Thought process: I compose carefully on this one, position the camera to include the path in the frame, white balance is set to sunlight to retain the sense of place because it is hot night. What I don't expect is the 3 musketeers at the other side stays still for like 10 seconds, as if they are really posing for me ;)

Thursday, 19 April 2012

MNS: Water Truck For Living

Exposure: Aperture F9|Shutter Speed 25s|ISO 200
Exposure: Aperture F9|Shutter Speed 25s|ISO 200
According the the locals, the truck is used to send water to rural area for daily usage, it really tells how life is tough in the country.

Thought process: Get the composition and exposure right, then wait for timer to finish, you can see the beautiful sky color here, most of the time I will use tungsten white balance at night but not for this one since I want to retain orangish sky color.

For the second image here, there's street light in the front of the car which illuminates the water flow pumping into the water tank of the truck. I have also filled the shadow with my torch light to recover the detail of the rear part and watering ground.

Wednesday, 18 April 2012

MNS: Creative Lens Filter For The Night

Exposure: Aperture F5|Shutter Speed 1/4000s|ISO 1600
Exposure: Aperture F5|Shutter Speed 1/15s|ISO 1600
Back from work, we are on the road and the old car has scratchy glass.

Thought process: I see interesting pattern generated by this scratchy glass, make use of it as my filter to capture the image. No way for me to do long exposures in the car, maybe next time I should ask the driver if I can buy his glass.

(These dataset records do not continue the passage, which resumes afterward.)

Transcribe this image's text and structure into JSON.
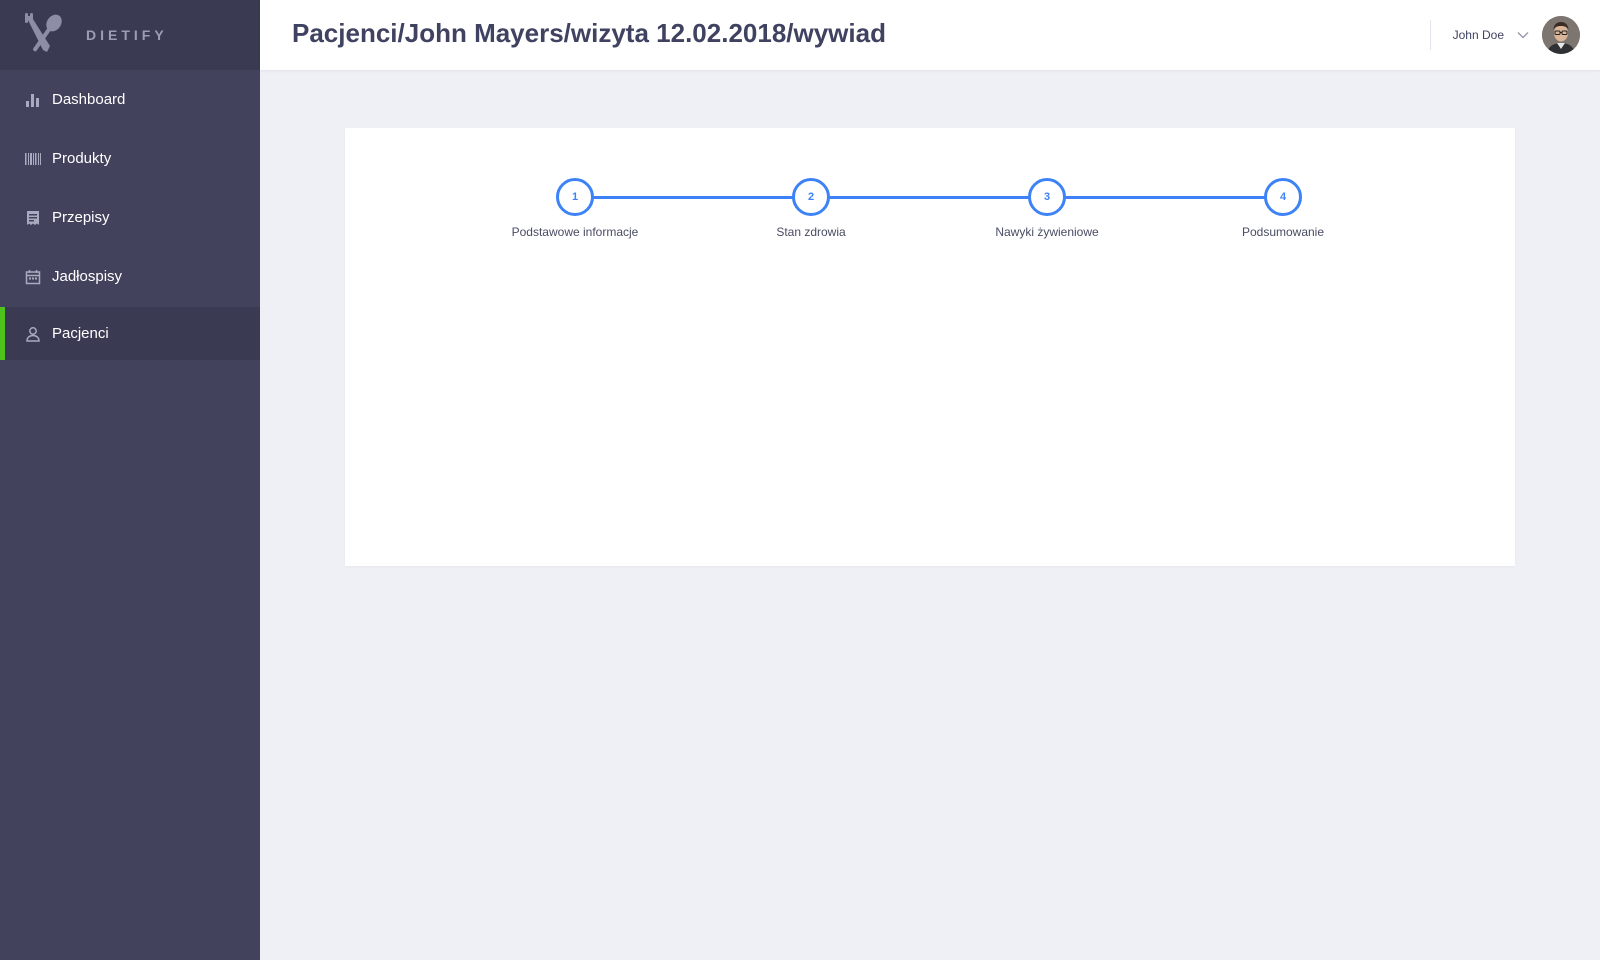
{
  "brand": {
    "name": "DIETIFY",
    "logo_icon": "spoon-knife-icon"
  },
  "sidebar": {
    "items": [
      {
        "label": "Dashboard",
        "icon": "bar-chart-icon",
        "active": false
      },
      {
        "label": "Produkty",
        "icon": "barcode-icon",
        "active": false
      },
      {
        "label": "Przepisy",
        "icon": "receipt-icon",
        "active": false
      },
      {
        "label": "Jadłospisy",
        "icon": "calendar-icon",
        "active": false
      },
      {
        "label": "Pacjenci",
        "icon": "user-icon",
        "active": true
      }
    ]
  },
  "header": {
    "breadcrumb": "Pacjenci/John Mayers/wizyta 12.02.2018/wywiad",
    "user_name": "John Doe"
  },
  "stepper": {
    "steps": [
      {
        "number": "1",
        "label": "Podstawowe informacje"
      },
      {
        "number": "2",
        "label": "Stan zdrowia"
      },
      {
        "number": "3",
        "label": "Nawyki żywieniowe"
      },
      {
        "number": "4",
        "label": "Podsumowanie"
      }
    ]
  },
  "colors": {
    "sidebar_bg": "#42425c",
    "sidebar_active_bg": "#3a3a53",
    "active_indicator": "#4fc31d",
    "accent": "#3d82f6",
    "page_bg": "#eff0f5"
  }
}
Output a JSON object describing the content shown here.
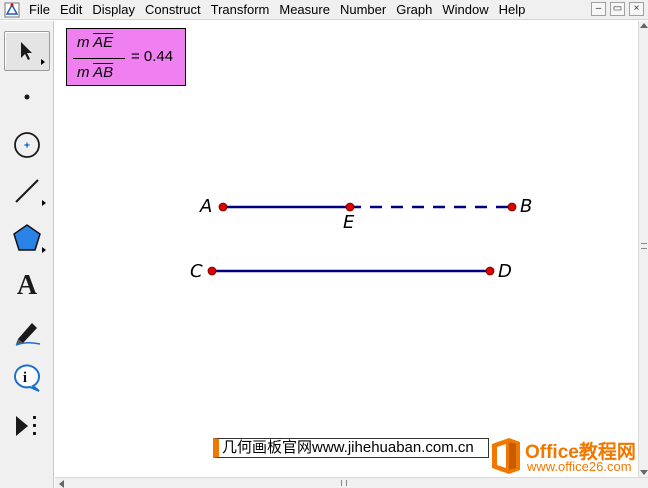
{
  "menu": [
    {
      "label": "File",
      "name": "menu-file"
    },
    {
      "label": "Edit",
      "name": "menu-edit"
    },
    {
      "label": "Display",
      "name": "menu-display"
    },
    {
      "label": "Construct",
      "name": "menu-construct"
    },
    {
      "label": "Transform",
      "name": "menu-transform"
    },
    {
      "label": "Measure",
      "name": "menu-measure"
    },
    {
      "label": "Number",
      "name": "menu-number"
    },
    {
      "label": "Graph",
      "name": "menu-graph"
    },
    {
      "label": "Window",
      "name": "menu-window"
    },
    {
      "label": "Help",
      "name": "menu-help"
    }
  ],
  "window_controls": {
    "minimize": "–",
    "restore": "▭",
    "close": "×"
  },
  "tools": [
    {
      "name": "arrow-tool",
      "icon": "arrow-icon",
      "selected": true
    },
    {
      "name": "point-tool",
      "icon": "point-icon"
    },
    {
      "name": "compass-tool",
      "icon": "compass-icon"
    },
    {
      "name": "straightedge-tool",
      "icon": "line-icon"
    },
    {
      "name": "polygon-tool",
      "icon": "polygon-icon"
    },
    {
      "name": "text-tool",
      "icon": "text-icon",
      "glyph": "A"
    },
    {
      "name": "marker-tool",
      "icon": "marker-icon"
    },
    {
      "name": "information-tool",
      "icon": "information-icon",
      "glyph": "i"
    },
    {
      "name": "custom-tool",
      "icon": "custom-tool-icon"
    }
  ],
  "measurement": {
    "numerator": "m AE",
    "denominator": "m AB",
    "m": "m",
    "num_segment": "AE",
    "den_segment": "AB",
    "equals": "= 0.44"
  },
  "points": {
    "A": "A",
    "B": "B",
    "C": "C",
    "D": "D",
    "E": "E"
  },
  "colors": {
    "segment": "#00007f",
    "point": "#e00000",
    "measure_bg": "#f080f0",
    "accent": "#f07800"
  },
  "watermark": {
    "text": "几何画板官网www.jihehuaban.com.cn"
  },
  "office_logo": {
    "brand": "Office教程网",
    "url": "www.office26.com"
  }
}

Sunday, 15 April 2012

MNS: Light Painting Experiment

Exposure: Aperture F8|Shutter Speed 34s|ISO 100

Exposure: Aperture F8|Shutter Speed 24s|ISO 100
History of this abandoned house is not known, I would like to know more but people over there don't really speak English language and I myself suck at speaking Myanmar language, most of the time body language is used to interact with people nearby the area. One thing I found interesting is most of the old houses in Yangon city are not straight up.

Thought process: I'm not really into composition for this one, however I'm trying to be more playful with the use of red and green light, including filling the shadow with the red light, and casting light(red) on the shadow that generated by the other light(green).

Saturday, 14 April 2012

MNS: Enter the night

Exposure: Aperture F8| Shutter Speed 15s|ISO 100
This is busy area during day time, where people are busying with their daily activities. At night however, nothing much happening around, cars are parked on the road side, everyone goes back to rest and sleep.

Thought process: Standing in the middle of the road while doing long exposures since not many cars around and I should be able to avoid crashing, to create balance, make sure building at both side has equal amount of present in the frame, tilt the camera up a little so that the perspective will show how tall the buildings are.

Friday, 13 April 2012

MNS: Rangoon War Cemetery 1939-1945

Exposure: Aperture F8|Shutter Speed 30s|ISO 400
For the history of the location, I can't explain better than this.

Thought process: I'm locked out of the gate, they don't allow visitors to enter after 7pm so I only have limited space to take the photograph of this war cemetery, to make it interesting, I illuminate the gate with my torch light to form the strong cross shadow and adjust it carefully to merge with the cross statue in order to lead the eyes to the main subject(cross statue). Red light is used here to remember the blood and tears of the casualties.